- The ever-increasing connectedness of the global economy means that bad news or events could rapidly spread globally.
Debt is the four-letter word of the global financial system. Much of the global economy is based primarily on debt. Trillions of dollars are sloshing around the world seeking returns — which has been a source of stock-market records — can move very quickly. So a big disruption somewhere can quickly spread globally.
As I look at the above list, I struggle to see what macro positive forces could offset it. Yes, recent U.S. GDP growth of close to 3% annually is a good sign. However, I see way too much fragility in the global economy and the current geo-political situation for this to mean much long term.
Now, please remember I am suggesting a real possibility of a significant financial disruption within the next 30 months. It could start next week or in 2019. It could start with a couple of small “market corrections” that then cascade ever downward. It could start with a series of massive debt defaults.
In a larger, longer more historical perspective, humanity may be entering the transition from a largely capitalist society to a post-capitalist society. This transition will take decades. There were centuries of feudalism followed by centuries of capitalism. Now some aspects of capitalism seem outdated. We may well be at the very beginning of the move to a post-capitalist society and economy in the next few decades, a significant historical transition.
Gross domestic product, as the measurement of physical goods and services, is less relevant in economies that are increasingly digital. Market scarcity, a major building block of the capitalist market economy, does not exist in the digital landscape (which has led to the flourishing “information wants to be free” thinking in this post-digital economy).
And please don’t assume that I do not believe capitalism is the best form of an open economy. It is the best form. It just might be in its historical end game.
A possible indicator of this is that there were two massive recessions and market collapses less than 10 years apart — 1999 to 2000 and 2008 to 2009 — something unprecedented in the last 100 years. If I am correct in my forecast of a coming financial disruption, then there will have been three significant economic collapses or corrections in a span of 20 years.
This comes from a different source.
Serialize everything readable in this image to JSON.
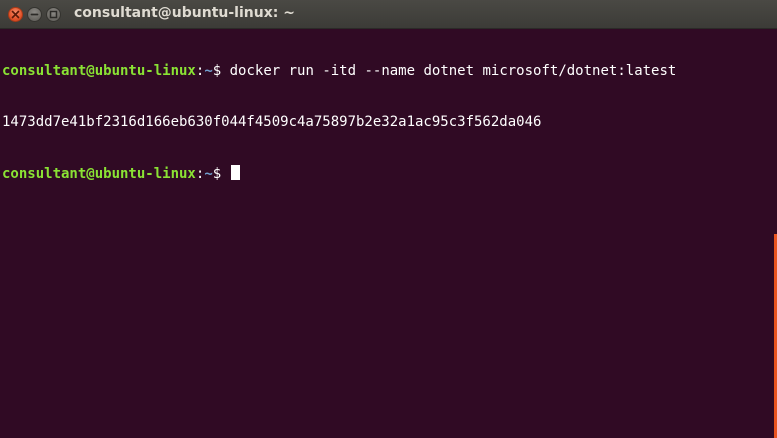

That simply has to signify some larger historical transition.
But that is for another column.
For now, just stand forewarned and pay attention, because things tend to go down faster than they go up.